As a logistical tool, one could argue their Transborder Immigrant Tool will be only as effectual as the amount of GPS-enabled cell phones that can be made available in the area. Consider especially their demographic primarily includes human beings that would take the chance to cross miles of desert by foot, risking starvation and death, in order to find a better life. While efforts may be made to help the logistics of this project, this is not a group you would expect to have income to acquire such devices.

I think most importantly their research should be looked at as a humanitarian gesture to bring into light an important problem in this geographic region. The inequality between classes in this area, drawn along racial and political boundaries, has caused a deep resentment on both sides of the border. Professor Dominguez and Stalbaum’s tool, while it takes the form of a functional opportunity to save the lives of other human beings, is as much a cultural product that initiates a very public conversation about an important issue, and suggests at the heart of the problem is the inability for some groups to consider the well-being of others.

It is important the University of California facilitate this conversation and acknowledge the contribution this project makes to the fields of visual arts, human computer interaction, and cultural studies, and support the work of Professors Dominguez and Stalbaum in a time when they need it most.


Owen Mundy
Assistant Professor
Department of Art
Florida State University

Masters of Visual Arts, 2008
University of California, San Diego

Learn more about the issue

As usual, a perspective on past issues related to this problem in the area will help contextualize this one.

Learn about Herbert Marcuse and his problems with San Diego/UCSD in this documentary

Even more related, David Avalos, Elizabeth Cisco, and Louis Hock’s Art Rebate project which garnered all kinds of dissidence from the San Diego community, was intended specifically to bring into the public eye an important and overlooked part of the local economy—that of wages and labor of migrant workers.

UC San Diego professor who studies disobedience gains followers — and investigators, LA Times

Other letters

Temporary Services in Chicago

Cheap, low-wattage studio lighting (part 2)

The florescent bulbs and light kit arrived this week and it was good to see the results of my research. I only found one problem in that the 105W (400W incandescent equivalent) daylight-balanced florescent bulbs were so large the base of the bulb prevented them from fitting into the fixtures.

studioLights_pt2_01 studioLights_pt2_02 studioLights_pt2_03

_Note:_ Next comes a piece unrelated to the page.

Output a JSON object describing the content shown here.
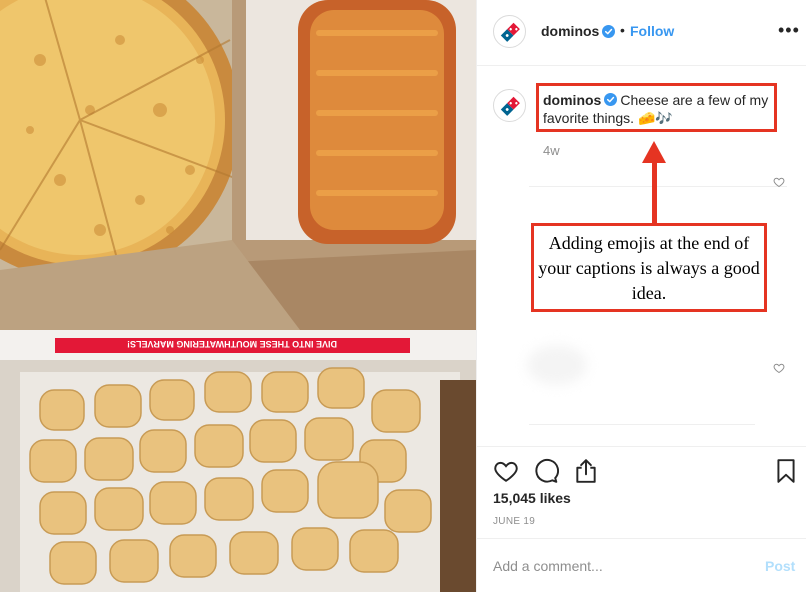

I expected they would be bigger than usual, but (in the photos) its amazing how much larger they are than a standard 15W (40W equivalent) florescent bulb. To reiterate, the part you screw into the fixture is a standard (E26) Edison Screw type cap, the same type found on most home incandescent and CFL bulbs.

studioLights_pt2_04 studioLights_pt2_05

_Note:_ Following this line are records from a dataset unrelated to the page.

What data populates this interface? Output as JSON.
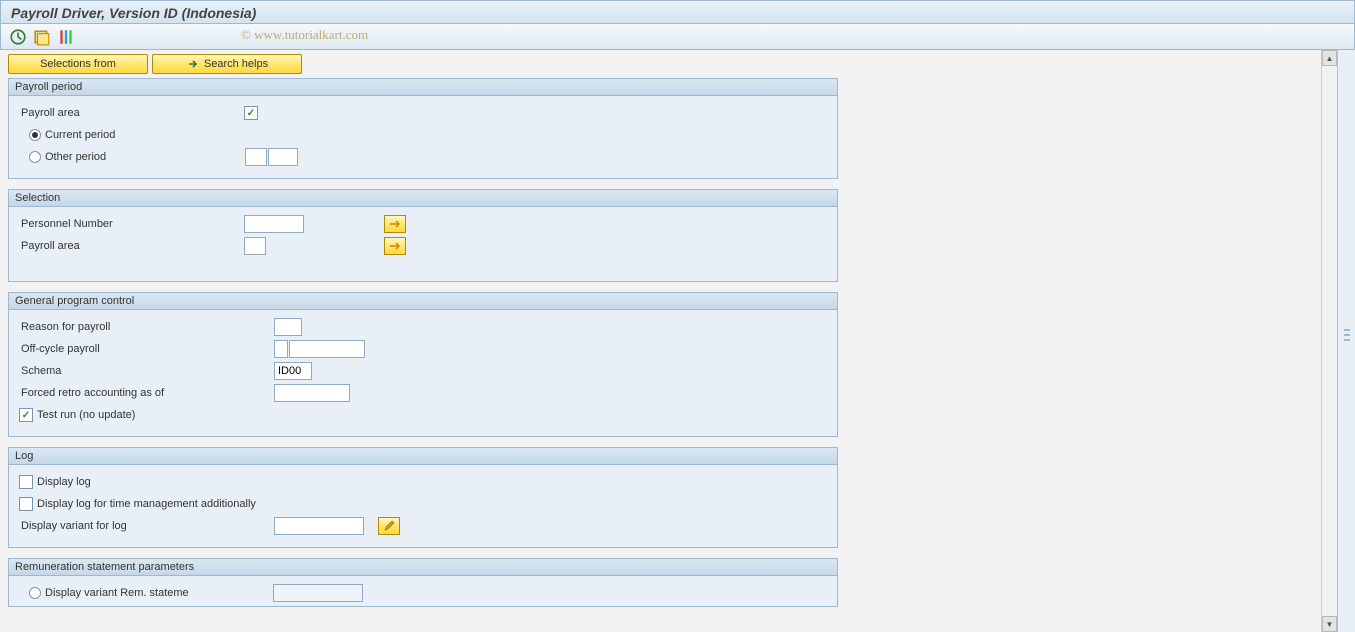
{
  "window": {
    "title": "Payroll Driver, Version ID (Indonesia)"
  },
  "watermark": "© www.tutorialkart.com",
  "topButtons": {
    "selectionsFrom": "Selections from",
    "searchHelps": "Search helps"
  },
  "groups": {
    "payrollPeriod": {
      "title": "Payroll period",
      "payrollAreaLabel": "Payroll area",
      "payrollAreaChk": true,
      "currentPeriod": "Current period",
      "otherPeriod": "Other period",
      "periodSel": "current",
      "otherVal1": "",
      "otherVal2": ""
    },
    "selection": {
      "title": "Selection",
      "personnelNumberLabel": "Personnel Number",
      "personnelNumberVal": "",
      "payrollAreaLabel": "Payroll area",
      "payrollAreaVal": ""
    },
    "general": {
      "title": "General program control",
      "reasonLabel": "Reason for payroll",
      "reasonVal": "",
      "offCycleLabel": "Off-cycle payroll",
      "offCycleVal1": "",
      "offCycleVal2": "",
      "schemaLabel": "Schema",
      "schemaVal": "ID00",
      "forcedRetroLabel": "Forced retro accounting as of",
      "forcedRetroVal": "",
      "testRunLabel": "Test run (no update)",
      "testRunChk": true
    },
    "log": {
      "title": "Log",
      "displayLogLabel": "Display log",
      "displayLogChk": false,
      "displayLogTimeLabel": "Display log for time management additionally",
      "displayLogTimeChk": false,
      "displayVariantLabel": "Display variant for log",
      "displayVariantVal": ""
    },
    "remuneration": {
      "title": "Remuneration statement parameters",
      "displayVariantRemLabel": "Display variant Rem. stateme",
      "displayVariantRemSel": false
    }
  }
}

I was able to solve the problem for less than $5 at the local big box hardware store with two $2 fixture extenders, and luckily the rod of the reflector umbrellas just barely clear the big bulbs.

studioLights_pt2_07 studioLights_pt2_08

The fixtures are made to carry 250W so it is fine that my bulbs only draw 105W each. The adjustable mount for the lamp fixtures, however, are a little precarious. They are not made to support the weight of these larger bulbs along with the umbrellas so I had to tighten them more than usual. In the future I may find a better solution, but for this project they will do fine.

studioLights_pt2_06 studioLights_pt2_09

Here are some initial tests with the kit and bulbs. These were shot with one light in Camera Raw with a Canon G9, ASA 100, f/3.2 @ 1/13 between 6-10′ from the lights.

studioLights_pt2_10 studioLights_pt2_11

And these at  f/4 @ 1/13 with both lights at around the same distance.

studioLights_pt2_12 studioLights_pt2_13